I'm not convinced anyone is actually withdrawing capacity from the market, a la the 1970s, however. Certainly there's a labour shortage in the oil industry, and that's slowing the development of new projects.

On 2., ok, let's call them "willfully blind." Scientists have families to feed too. I still maintain that you can learn a lot about an R&D company by looking at their books.

Krassen Dimitrov said...

Oh, I see now what you mean by speculation. What I meant to say was that the big players: nationals indeed, and pseudo-nationas (think Russia) are not eager to add capacity and are happy to hoard reserves and see prices go up.
Will there be a "dump"? You bet! Oil production costs are still a very small fraction of the price. Any sign of renewables starting to make a dent and you'll see capacity added in a hurry, to bring the prices down and to suppress the renewables. When production costs are in the single digit percentages, nobody would let a costlier competition steal market share. We are around the peak, for sure, however there will be fluctuations. We'll see $70 before we see $200.

Mark Lazen said...

...Which is why we need a tax policy that helps keep the price of oil high enough to reflect some degree of it's true high cost.

Robert--love your blog. Drop me a line at mark@socialmediatoday.com if you would. I'd like to talk about getting you to lend a feed to http://www.theenergycollective.com.


Anonymous said...

Good post. One quibble: the 35% efficiency factor for oil appears high, especially for the US, where the average vehicle gets about 21 MPG, equal to about 1.5 KWh per mile, vs an EV which might get .35 KWH per mile (for the current fleet's weight & size distribution).

That suggests about 20% efficiency to me.

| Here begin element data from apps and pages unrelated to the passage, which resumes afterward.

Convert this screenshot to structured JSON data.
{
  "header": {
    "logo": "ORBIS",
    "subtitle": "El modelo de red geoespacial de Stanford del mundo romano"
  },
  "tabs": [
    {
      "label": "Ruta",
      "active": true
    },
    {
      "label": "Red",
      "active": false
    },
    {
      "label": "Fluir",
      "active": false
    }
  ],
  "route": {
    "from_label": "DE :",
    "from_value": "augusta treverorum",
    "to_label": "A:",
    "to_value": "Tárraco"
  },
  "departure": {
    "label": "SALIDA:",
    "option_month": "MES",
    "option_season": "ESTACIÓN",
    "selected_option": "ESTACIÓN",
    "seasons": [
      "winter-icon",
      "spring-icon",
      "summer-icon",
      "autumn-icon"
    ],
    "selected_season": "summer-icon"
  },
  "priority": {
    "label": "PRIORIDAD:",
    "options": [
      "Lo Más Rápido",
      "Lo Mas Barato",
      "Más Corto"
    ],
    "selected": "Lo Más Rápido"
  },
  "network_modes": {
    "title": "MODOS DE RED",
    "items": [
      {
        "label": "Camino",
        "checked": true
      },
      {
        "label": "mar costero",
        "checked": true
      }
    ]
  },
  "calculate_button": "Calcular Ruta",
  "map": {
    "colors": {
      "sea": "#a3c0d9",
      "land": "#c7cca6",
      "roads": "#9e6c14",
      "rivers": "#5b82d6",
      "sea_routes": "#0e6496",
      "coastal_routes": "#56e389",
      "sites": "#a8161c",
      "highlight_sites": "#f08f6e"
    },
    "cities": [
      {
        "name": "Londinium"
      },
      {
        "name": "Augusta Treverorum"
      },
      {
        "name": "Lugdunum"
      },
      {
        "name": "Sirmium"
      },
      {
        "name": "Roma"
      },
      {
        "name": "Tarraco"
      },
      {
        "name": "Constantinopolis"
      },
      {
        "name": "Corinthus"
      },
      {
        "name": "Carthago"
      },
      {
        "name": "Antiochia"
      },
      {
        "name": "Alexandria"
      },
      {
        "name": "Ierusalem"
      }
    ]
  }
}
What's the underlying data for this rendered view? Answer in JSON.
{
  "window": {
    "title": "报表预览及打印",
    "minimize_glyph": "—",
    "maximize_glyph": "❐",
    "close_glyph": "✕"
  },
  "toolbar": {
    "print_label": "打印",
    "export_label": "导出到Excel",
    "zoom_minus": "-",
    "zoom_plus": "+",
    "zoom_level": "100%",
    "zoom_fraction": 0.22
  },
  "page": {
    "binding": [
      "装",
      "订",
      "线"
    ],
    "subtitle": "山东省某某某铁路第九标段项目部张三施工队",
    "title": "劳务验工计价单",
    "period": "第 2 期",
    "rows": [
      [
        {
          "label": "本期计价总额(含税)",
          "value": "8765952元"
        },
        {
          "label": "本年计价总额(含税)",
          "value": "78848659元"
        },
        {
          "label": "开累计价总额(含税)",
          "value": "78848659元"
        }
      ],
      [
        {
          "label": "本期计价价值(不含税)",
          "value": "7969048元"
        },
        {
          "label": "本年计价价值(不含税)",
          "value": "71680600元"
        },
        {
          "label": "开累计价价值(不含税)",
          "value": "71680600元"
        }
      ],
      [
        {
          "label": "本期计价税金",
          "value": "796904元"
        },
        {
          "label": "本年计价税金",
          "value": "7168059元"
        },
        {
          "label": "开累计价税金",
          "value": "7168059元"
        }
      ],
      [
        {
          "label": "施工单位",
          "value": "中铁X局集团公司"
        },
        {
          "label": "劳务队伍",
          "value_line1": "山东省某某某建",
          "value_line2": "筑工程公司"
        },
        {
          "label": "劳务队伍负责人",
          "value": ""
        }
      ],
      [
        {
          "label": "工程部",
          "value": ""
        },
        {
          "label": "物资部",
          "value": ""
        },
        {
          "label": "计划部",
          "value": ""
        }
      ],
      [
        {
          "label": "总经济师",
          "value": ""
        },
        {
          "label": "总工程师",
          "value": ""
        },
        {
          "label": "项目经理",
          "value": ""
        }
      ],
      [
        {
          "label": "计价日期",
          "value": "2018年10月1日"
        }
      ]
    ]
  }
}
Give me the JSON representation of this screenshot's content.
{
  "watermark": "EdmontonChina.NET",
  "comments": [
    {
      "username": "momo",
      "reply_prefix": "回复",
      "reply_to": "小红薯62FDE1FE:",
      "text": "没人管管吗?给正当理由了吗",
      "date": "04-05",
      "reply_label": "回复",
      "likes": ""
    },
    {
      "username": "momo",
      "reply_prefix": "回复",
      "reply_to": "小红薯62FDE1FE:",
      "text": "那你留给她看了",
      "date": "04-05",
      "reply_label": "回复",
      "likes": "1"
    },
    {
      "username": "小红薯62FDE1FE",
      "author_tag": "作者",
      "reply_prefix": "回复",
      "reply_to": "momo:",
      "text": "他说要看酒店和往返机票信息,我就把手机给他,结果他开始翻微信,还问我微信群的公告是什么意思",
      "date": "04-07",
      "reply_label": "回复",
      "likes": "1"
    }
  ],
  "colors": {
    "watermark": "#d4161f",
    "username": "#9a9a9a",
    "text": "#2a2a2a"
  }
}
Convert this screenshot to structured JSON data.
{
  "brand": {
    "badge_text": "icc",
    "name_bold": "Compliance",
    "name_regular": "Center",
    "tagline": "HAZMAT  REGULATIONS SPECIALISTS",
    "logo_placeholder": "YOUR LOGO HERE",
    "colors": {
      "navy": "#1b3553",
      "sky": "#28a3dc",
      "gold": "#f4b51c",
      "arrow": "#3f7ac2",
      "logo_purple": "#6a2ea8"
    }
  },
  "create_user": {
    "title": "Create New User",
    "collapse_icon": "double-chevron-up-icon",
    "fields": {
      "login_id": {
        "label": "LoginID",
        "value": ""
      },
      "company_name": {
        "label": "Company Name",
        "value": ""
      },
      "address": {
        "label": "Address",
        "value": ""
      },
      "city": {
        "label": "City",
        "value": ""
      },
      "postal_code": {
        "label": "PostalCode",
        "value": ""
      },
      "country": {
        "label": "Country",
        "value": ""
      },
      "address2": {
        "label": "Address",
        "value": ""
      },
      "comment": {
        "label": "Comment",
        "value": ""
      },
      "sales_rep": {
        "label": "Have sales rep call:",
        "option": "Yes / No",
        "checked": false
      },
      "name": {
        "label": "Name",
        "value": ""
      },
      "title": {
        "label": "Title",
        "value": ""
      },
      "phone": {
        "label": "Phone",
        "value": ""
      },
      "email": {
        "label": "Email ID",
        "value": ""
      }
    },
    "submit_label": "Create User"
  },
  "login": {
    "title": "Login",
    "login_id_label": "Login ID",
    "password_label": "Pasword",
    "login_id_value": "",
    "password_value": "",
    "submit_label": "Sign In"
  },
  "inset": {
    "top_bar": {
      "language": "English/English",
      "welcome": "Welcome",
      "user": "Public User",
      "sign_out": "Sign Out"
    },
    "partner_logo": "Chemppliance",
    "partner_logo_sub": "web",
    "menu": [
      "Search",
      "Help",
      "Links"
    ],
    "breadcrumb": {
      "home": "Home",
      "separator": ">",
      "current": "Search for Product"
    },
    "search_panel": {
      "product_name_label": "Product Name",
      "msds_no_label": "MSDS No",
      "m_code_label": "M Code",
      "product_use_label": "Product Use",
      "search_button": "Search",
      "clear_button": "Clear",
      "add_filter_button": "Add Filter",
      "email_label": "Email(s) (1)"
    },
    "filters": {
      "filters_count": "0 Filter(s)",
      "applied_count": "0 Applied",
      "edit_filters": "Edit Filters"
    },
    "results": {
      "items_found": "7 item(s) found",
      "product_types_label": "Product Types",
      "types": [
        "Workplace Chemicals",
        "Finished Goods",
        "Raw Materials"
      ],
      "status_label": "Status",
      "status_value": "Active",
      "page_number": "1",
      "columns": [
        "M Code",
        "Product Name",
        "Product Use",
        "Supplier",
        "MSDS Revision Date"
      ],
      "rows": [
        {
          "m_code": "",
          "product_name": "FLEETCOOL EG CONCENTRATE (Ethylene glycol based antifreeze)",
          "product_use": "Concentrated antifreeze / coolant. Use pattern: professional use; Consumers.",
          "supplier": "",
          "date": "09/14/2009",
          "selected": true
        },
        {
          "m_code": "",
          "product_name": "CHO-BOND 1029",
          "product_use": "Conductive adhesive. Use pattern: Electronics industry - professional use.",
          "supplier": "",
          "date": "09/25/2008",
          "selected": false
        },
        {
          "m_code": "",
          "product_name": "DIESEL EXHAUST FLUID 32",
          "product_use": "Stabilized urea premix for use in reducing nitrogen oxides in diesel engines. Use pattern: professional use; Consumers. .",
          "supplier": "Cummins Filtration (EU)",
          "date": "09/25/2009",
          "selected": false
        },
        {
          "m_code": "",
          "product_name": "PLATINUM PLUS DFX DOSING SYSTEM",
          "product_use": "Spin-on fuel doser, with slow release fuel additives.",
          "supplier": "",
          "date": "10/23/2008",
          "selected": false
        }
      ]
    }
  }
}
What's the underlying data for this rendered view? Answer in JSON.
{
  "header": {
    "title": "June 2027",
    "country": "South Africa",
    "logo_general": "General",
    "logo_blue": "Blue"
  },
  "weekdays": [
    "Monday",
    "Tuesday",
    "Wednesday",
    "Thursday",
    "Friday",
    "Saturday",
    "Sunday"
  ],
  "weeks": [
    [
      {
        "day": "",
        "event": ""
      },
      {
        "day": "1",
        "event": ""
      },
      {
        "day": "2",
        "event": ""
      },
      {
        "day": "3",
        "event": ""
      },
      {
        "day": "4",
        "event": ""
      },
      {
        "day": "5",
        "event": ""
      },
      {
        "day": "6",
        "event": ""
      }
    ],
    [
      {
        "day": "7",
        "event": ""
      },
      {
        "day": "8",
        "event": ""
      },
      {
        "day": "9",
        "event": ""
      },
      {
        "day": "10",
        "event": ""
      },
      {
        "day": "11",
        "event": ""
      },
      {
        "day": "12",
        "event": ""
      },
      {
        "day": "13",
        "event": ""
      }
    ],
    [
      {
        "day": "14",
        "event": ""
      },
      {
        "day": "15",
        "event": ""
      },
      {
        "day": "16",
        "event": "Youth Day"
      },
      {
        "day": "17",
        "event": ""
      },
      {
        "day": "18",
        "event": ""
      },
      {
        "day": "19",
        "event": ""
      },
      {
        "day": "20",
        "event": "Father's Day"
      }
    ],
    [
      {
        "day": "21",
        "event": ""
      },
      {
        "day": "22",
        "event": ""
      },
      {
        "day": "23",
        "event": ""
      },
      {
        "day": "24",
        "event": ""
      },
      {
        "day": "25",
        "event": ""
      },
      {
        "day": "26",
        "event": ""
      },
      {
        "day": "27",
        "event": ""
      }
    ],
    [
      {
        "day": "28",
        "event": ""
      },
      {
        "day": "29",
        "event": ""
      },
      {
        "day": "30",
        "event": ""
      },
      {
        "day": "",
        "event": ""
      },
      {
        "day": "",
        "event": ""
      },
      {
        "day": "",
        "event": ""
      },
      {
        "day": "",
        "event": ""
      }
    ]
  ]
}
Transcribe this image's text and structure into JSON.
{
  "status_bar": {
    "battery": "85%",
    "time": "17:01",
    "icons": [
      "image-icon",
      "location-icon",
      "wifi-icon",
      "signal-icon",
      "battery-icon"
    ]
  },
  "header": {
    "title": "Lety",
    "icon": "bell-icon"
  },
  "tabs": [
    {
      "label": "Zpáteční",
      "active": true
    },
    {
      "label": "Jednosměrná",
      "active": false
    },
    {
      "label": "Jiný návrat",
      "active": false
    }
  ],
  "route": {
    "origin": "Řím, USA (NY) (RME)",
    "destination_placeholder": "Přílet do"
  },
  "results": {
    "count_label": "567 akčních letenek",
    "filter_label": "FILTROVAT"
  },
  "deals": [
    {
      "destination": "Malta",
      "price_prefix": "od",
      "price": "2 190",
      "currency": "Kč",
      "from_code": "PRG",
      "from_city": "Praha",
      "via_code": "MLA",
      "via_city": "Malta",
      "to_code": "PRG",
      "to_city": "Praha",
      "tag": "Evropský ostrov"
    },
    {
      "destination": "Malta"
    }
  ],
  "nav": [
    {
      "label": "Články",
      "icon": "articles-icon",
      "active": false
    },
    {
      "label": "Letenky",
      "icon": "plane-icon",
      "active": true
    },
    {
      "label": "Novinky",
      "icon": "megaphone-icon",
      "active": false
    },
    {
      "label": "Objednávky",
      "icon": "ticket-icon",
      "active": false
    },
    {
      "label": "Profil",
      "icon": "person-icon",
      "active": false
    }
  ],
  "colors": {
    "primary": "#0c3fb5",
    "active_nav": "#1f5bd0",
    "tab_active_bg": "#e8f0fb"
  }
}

Krassen Dimitrov said...

Nick, this is interesting... are those comparable size vehicles?

Anonymous said...


.25KWH/mile for a small sedan, .35 for standard, .45 for a light truck (SUV/pickup).

.35 for the current US fleet weight and size distribution.

35 KWH/gallon divided by 21 MPG gives about 1.67KWH/mile, so 21%.

Robert McLeod said...

I personally wouldn't consider drag losses, tire losses, transmission losses, etc. as a part of oil's efficiency. I simply was comparing the amount of work you get out of a given quanta of energy.

The appropriate comparison to make is a stationary diesel or gasoline generator.

Anonymous said...

"I personally wouldn't consider drag losses, tire losses, transmission losses, etc. as a part of oil's efficiency. "

That's why I compared electric vehicles to ICE vehicles: those losses are the same in both.

"I simply was comparing the amount of work you get out of a given quanta of energy."

So was I. The point is, small ICE's are very inefficient.

"The appropriate comparison to make is a stationary diesel or gasoline generator."

The correct comparison is the actual power production efficiency in vehicles. If you electrify vehicles you reduce BTU consumption by 80% compared to the actual US fleet in use today.

Cyril R said...

Valid points, Robert, but even you have to admit that carbon trading is better than doing nothing to price GhG emissions!

How about carbon trading AND a vanilla no loophole carbon tax on top of that? With carbon trading made more scarce over the years, and the carbon tax increased over time as well.

Lots of bureaucracy, but that comes with the menu.

Cyril R said...

I've been thinking about it some more, and have to agree that the carbon tax would be better overall. Feasibility is a different issue though.

Have you considered recycling the carbon tax revenue back into the economy via income tax rebates?

That way, the money gathered from the carbon tax could be mostly returned to those that suffer most from it, allowing them to buy more expensive but efficient stuff. While simultaneously improving macro economical equity and cost-effectiveness, and providing a favorable and stable, no-bubble&bust investment climate for alternative energy and efficiency in general.

The only disadvantage would be that carbon intensive industries could lose out a bit. But overall, a huge improvement in economic efficiency, mitigation of GhG emissions and peak oil, improvements in local and regional air quality and human health, and macro-economical equity. Perhaps a small tax reduction based on best-performance allocation could amend the burden for carbon intensive industries.